In a rousing display of conviction, The New York City Labor Chorus took to the stage at New York’s Whitney Museum of American Art last Friday, singing a number of labor anthems for museum-goers. Their five-song performance included such union classics as Ralph Chaplin’s “Solidarity Forever” (1915) and Joe Hill’s “There Is Power in a Union” (1913), as well as more recent songs penned by Chorus members. The peculiarity of the Labor Chorus’s interjection into the museum setting was not lost on its members. After their performance, one elderly member said to a friend, “The last time I was at this museum, I was in high school. And they made me go!”
The Chorus was invited to the museum by Fred Lonidier, the Oregon-born, San Diego-based artist and activist, to open a “teach-in.” Part of his inclusion in the 2014 Biennial (through May 25), the event functioned as both an artist talk and an information session on current labor issues. For Lonidier, whose work’s mission is to document and bring visibility to global labor struggles, these tasks are coextensive, and the Chorus’s presentation was one effective, charming means to those ends. In all, through their earnestness and political rigor, the event’s proceedings called into question the seriousness of much self-proclaimed “activist” art practice today, and presented a compelling alternative.
“There’s a reason that churches have choruses, and there’s a reason that unions and choruses go so well together,” New York art dealer Maxwell Graham, proprietor of Lower East Side gallery Essex Street, told A.i.A. Essex Street represents Lonidier, and last month held an exhibition of The Health and Safety Game (1976/1978), perhaps the artist’s most acclaimed work. The project, which the Whitney exhibited in 1977, consists of an array of photo-and-text panels in which Lonidier documents laborers’ workplace injuries and their aftereffects.
Commemorating the artist’s concurrent endeavors in the medium of video was a four-television viewing station displaying Lonidier’s work, such as Labor Link TV, a public access program established in 1988 documenting labor meetings and actions, along with archival materials.

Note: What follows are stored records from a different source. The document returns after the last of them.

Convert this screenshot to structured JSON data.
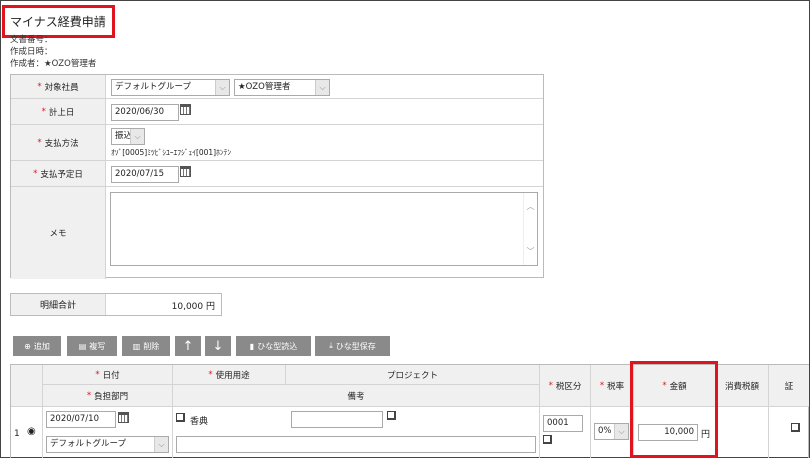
{
  "title": "マイナス経費申請",
  "meta": {
    "doc_no": "文書番号：",
    "created_at": "作成日時：",
    "author": "作成者：★OZO管理者"
  },
  "form": {
    "employee": {
      "label": "対象社員",
      "group": "デフォルトグループ",
      "person": "★OZO管理者"
    },
    "date": {
      "label": "計上日",
      "value": "2020/06/30"
    },
    "payment": {
      "label": "支払方法",
      "method": "振込",
      "account": "ｵｿﾞ[0005]ﾐﾂﾋﾞｼﾕｰｴﾌｼﾞｪｲ[001]ﾎﾝﾃﾝ"
    },
    "pay_date": {
      "label": "支払予定日",
      "value": "2020/07/15"
    },
    "memo": {
      "label": "メモ",
      "value": ""
    }
  },
  "total": {
    "label": "明細合計",
    "value": "10,000 円"
  },
  "toolbar": {
    "add": "追加",
    "copy": "複写",
    "delete": "削除",
    "up": "↑",
    "down": "↓",
    "load_template": "ひな型読込",
    "save_template": "ひな型保存"
  },
  "table": {
    "headers": {
      "date": "日付",
      "department": "負担部門",
      "purpose": "使用用途",
      "project": "プロジェクト",
      "remarks": "備考",
      "tax_category": "税区分",
      "tax_rate": "税率",
      "amount": "金額",
      "consumption_tax": "消費税額",
      "receipt": "証"
    },
    "rows": [
      {
        "no": "1",
        "date": "2020/07/10",
        "department": "デフォルトグループ",
        "purpose": "香典",
        "project": "",
        "tax_category": "0001",
        "tax_rate": "0%",
        "amount": "10,000",
        "unit": "円"
      }
    ]
  }
}
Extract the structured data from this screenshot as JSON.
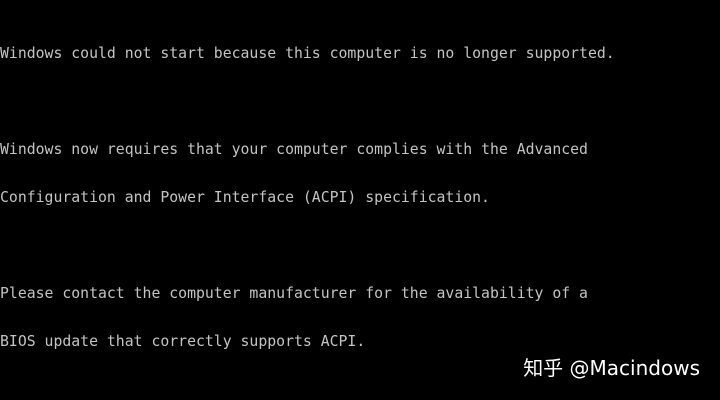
{
  "colors": {
    "background": "#000000",
    "text": "#c3c3c3",
    "watermark": "#ffffff"
  },
  "message": {
    "paragraph1": {
      "line1": "Windows could not start because this computer is no longer supported."
    },
    "paragraph2": {
      "line1": "Windows now requires that your computer complies with the Advanced",
      "line2": "Configuration and Power Interface (ACPI) specification."
    },
    "paragraph3": {
      "line1": "Please contact the computer manufacturer for the availability of a",
      "line2": "BIOS update that correctly supports ACPI."
    }
  },
  "watermark": {
    "text": "知乎 @Macindows"
  }
}
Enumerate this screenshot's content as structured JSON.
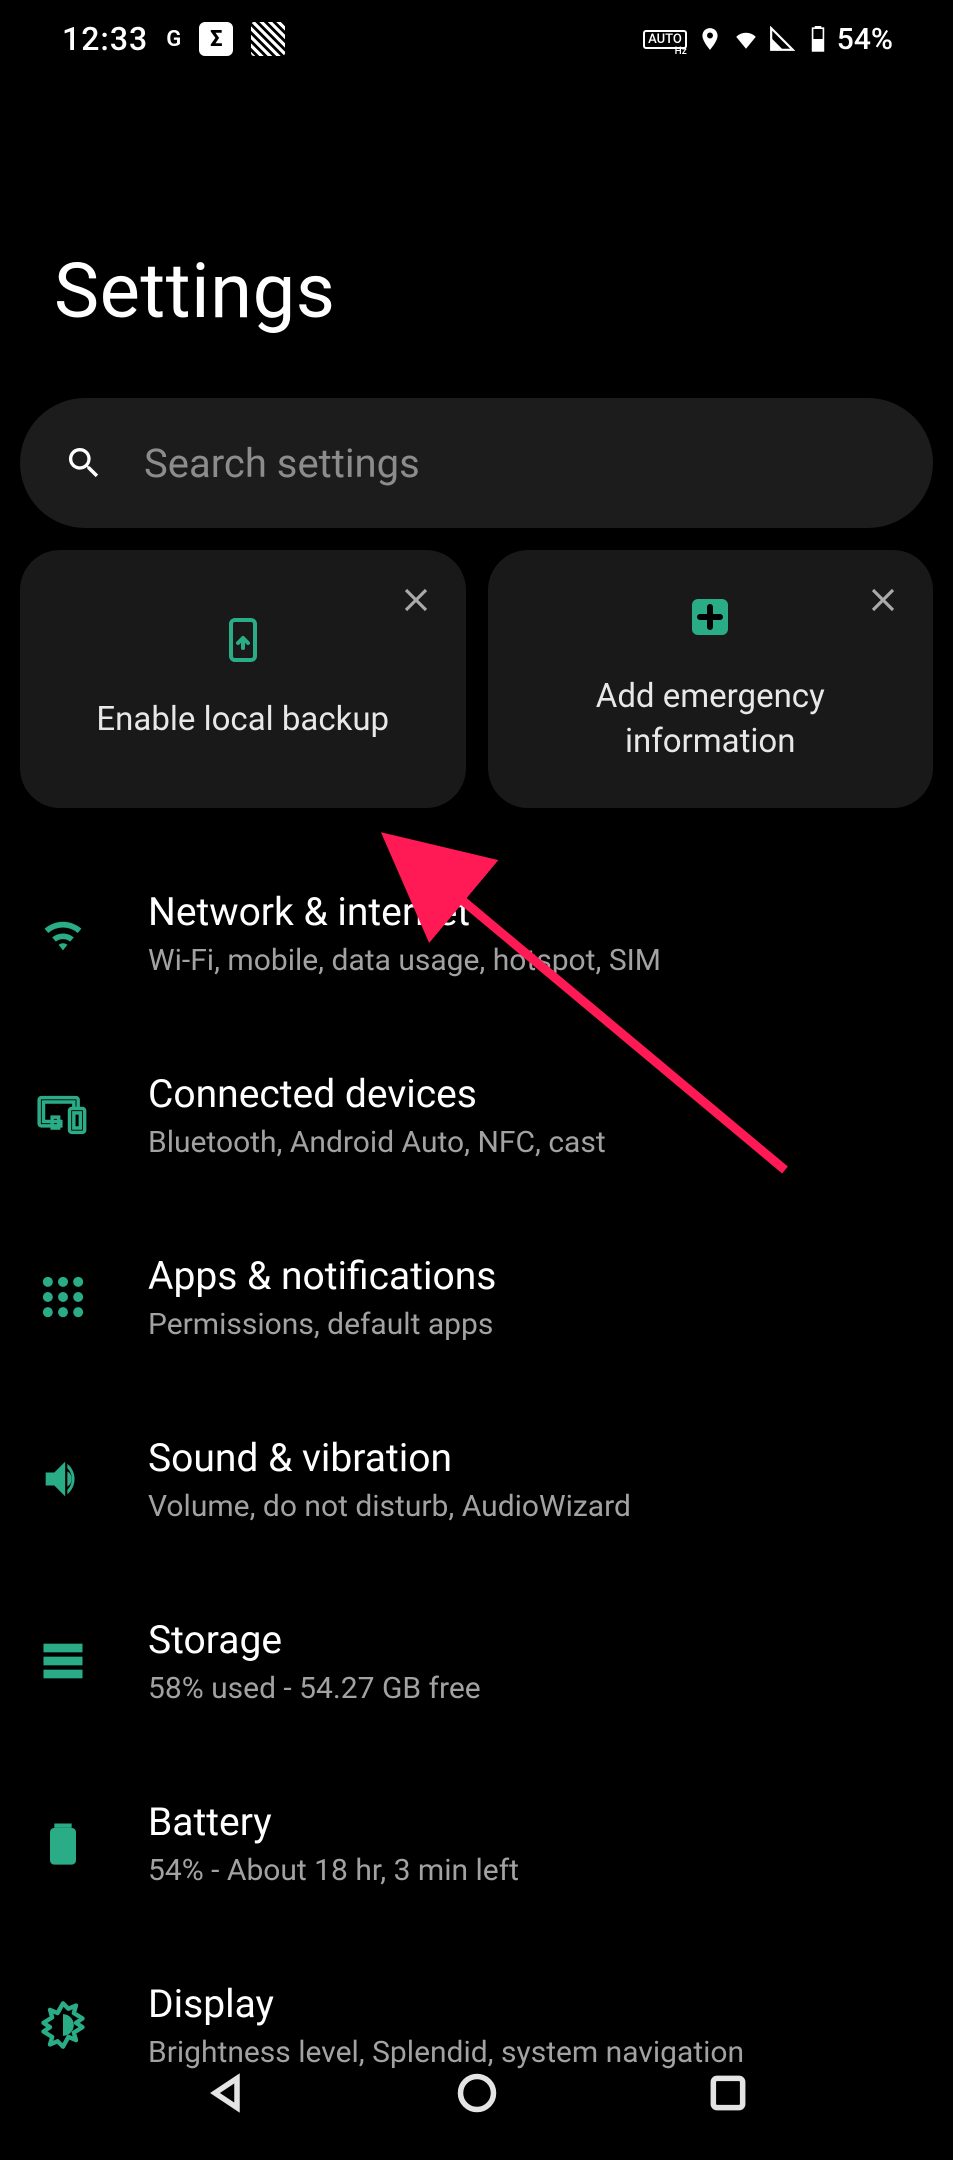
{
  "status": {
    "time": "12:33",
    "battery_pct": "54%"
  },
  "page_title": "Settings",
  "search": {
    "placeholder": "Search settings"
  },
  "cards": [
    {
      "label": "Enable local backup"
    },
    {
      "label": "Add emergency information"
    }
  ],
  "list": [
    {
      "title": "Network & internet",
      "sub": "Wi-Fi, mobile, data usage, hotspot, SIM"
    },
    {
      "title": "Connected devices",
      "sub": "Bluetooth, Android Auto, NFC, cast"
    },
    {
      "title": "Apps & notifications",
      "sub": "Permissions, default apps"
    },
    {
      "title": "Sound & vibration",
      "sub": "Volume, do not disturb, AudioWizard"
    },
    {
      "title": "Storage",
      "sub": "58% used - 54.27 GB free"
    },
    {
      "title": "Battery",
      "sub": "54% - About 18 hr, 3 min left"
    },
    {
      "title": "Display",
      "sub": "Brightness level, Splendid, system navigation"
    }
  ]
}
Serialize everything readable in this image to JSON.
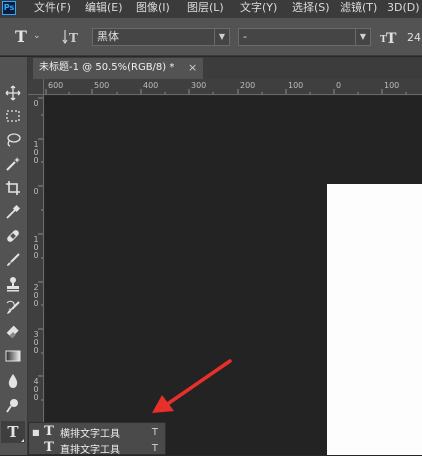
{
  "app": {
    "logo": "Ps"
  },
  "menu": [
    {
      "label": "文件(F)"
    },
    {
      "label": "编辑(E)"
    },
    {
      "label": "图像(I)"
    },
    {
      "label": "图层(L)"
    },
    {
      "label": "文字(Y)"
    },
    {
      "label": "选择(S)"
    },
    {
      "label": "滤镜(T)"
    },
    {
      "label": "3D(D)"
    }
  ],
  "options_bar": {
    "tool_icon": "text-tool-icon",
    "font_family": "黑体",
    "font_style": "-",
    "font_size": "24"
  },
  "document": {
    "tab_title": "未标题-1 @ 50.5%(RGB/8) *",
    "close": "×"
  },
  "ruler": {
    "horizontal": [
      "600",
      "500",
      "400",
      "300",
      "200",
      "100",
      "0",
      "100"
    ],
    "vertical": [
      "0",
      "1\n0\n0",
      "0",
      "1\n0\n0",
      "2\n0\n0",
      "3\n0\n0",
      "4\n0\n0"
    ]
  },
  "tools": [
    "move-icon",
    "marquee-icon",
    "lasso-icon",
    "magic-wand-icon",
    "crop-icon",
    "eyedropper-icon",
    "healing-brush-icon",
    "brush-icon",
    "clone-stamp-icon",
    "history-brush-icon",
    "eraser-icon",
    "gradient-icon",
    "blur-icon",
    "dodge-icon",
    "text-tool-icon"
  ],
  "text_tool": {
    "label": "T"
  },
  "flyout": [
    {
      "label": "横排文字工具",
      "shortcut": "T",
      "active": true
    },
    {
      "label": "直排文字工具",
      "shortcut": "T",
      "active": false
    }
  ],
  "colors": {
    "arrow": "#e8302a",
    "canvas": "#232323",
    "document": "#fdfdfd"
  }
}
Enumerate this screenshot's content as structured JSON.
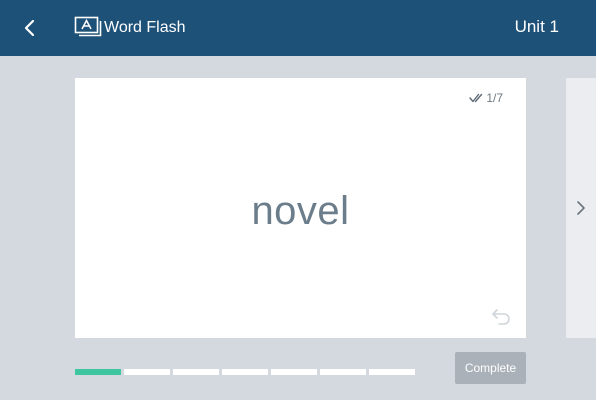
{
  "header": {
    "app_title": "Word Flash",
    "unit_label": "Unit 1",
    "background_color": "#1e5178",
    "back_icon": "chevron-left-icon",
    "app_icon": "flashcard-icon"
  },
  "card": {
    "word": "novel",
    "counter": "1/7",
    "counter_icon": "check-icon",
    "flip_icon": "flip-icon"
  },
  "next_card": {
    "icon": "chevron-right-icon"
  },
  "progress": {
    "total": 7,
    "completed": 1,
    "accent_color": "#3ec6a0"
  },
  "actions": {
    "complete_label": "Complete"
  }
}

A card-carrying union member himself (American Federation of Teachers Local 2034, University of California San Diego), Lonidier, 72, spoke about his documentary work’s sense of responsibility toward its subjects.
“When you think of documentary, you think of someone going somewhere and taking pictures of people who are not them,” Lonidier told his audience. “They’re not making it for their subjects—they’re making their documentary for another audience. . . . I am interested in making work about my subjects, for my subjects.”
In keeping with this devotion, the Chorus, wearing matching red polo shirts and a colorful variety of union caps, filled all three rows of reserved seating-a space more commonly reserved for wealthy donors. The class disparity between the Chorus and the Whitney’s generally white-collar public was palpable, but the tension felt more instructive than antagonistic.
Lonidier’s talk was a recap of his career and, true to his ethos, it was addressed to his working-class comrades. He was accordingly straight-talking, unbeholden to art-world affectations. The result was an enthusiastic (if at times meandering) survey of his activism. While those who would have liked to hear the artist dissect his art’s intricacies were left wanting, the complexity of the work itself speaks volumes.
Lonidier focused on recent projects, gathered under the title N.A.F.T.A . . . (Not a Fair Trade for All) (. . . ), 1997-present, which illuminate and intervene into the maquiladoras of Tijuana: manufacturing plants in free-trade zones where global corporations send industrial materials to be processed into consumer goods, duty- and tariff-free—often to the detriment of their laborers’ quality of life. Photographs from these endeavors are on view on the Whitney’s third floor (the section curated by Stuart Comer, chief curator of media and performance art at New York’s Museum of Modern Art), along with GAF Snapshirts (1976), a group of design-your-own T-shirts emblazoned with texts and photographs incriminating GAF—the same New Jersey-based manufacturing corporation that Lonidier hired to print the shirts.
During his talk, Lonidier also announced that he will partner with Essex Street for another show later this year continuing the N.A.F.T.A. project.
“I can say with confidence that the Whitney Museum has never held an event quite like this,” Lonidier told A.i.A. “The museum has a whole community outreach department, reaching out to children, the elderly, racial minorities. . . . But class remains a blind spot.” Notably, the teach-in was held during the museum’s Friday night pay-what-you-wish hours, and paid tickets were not required, in contrast to many other Biennial events.
“We’re here in one of the great citadels of capitalism, this museum,” Lonidier continued. “And the only union employees here are the art handlers. Tonight we’ve cleared an opening where we can explore these problems, but we have to ask: how far can that opening go? How can we push forward, and fight for social justice?
“One thing’s clear,” he said. “We need to revitalize the project of the left, and seize the notion of a lifetime of struggle.”
Members of The New York City Labor Chorus told A.i.A. that they are seeking new members—preferably younger ones. Information on their weekly meetings, and how to join, is available on their website.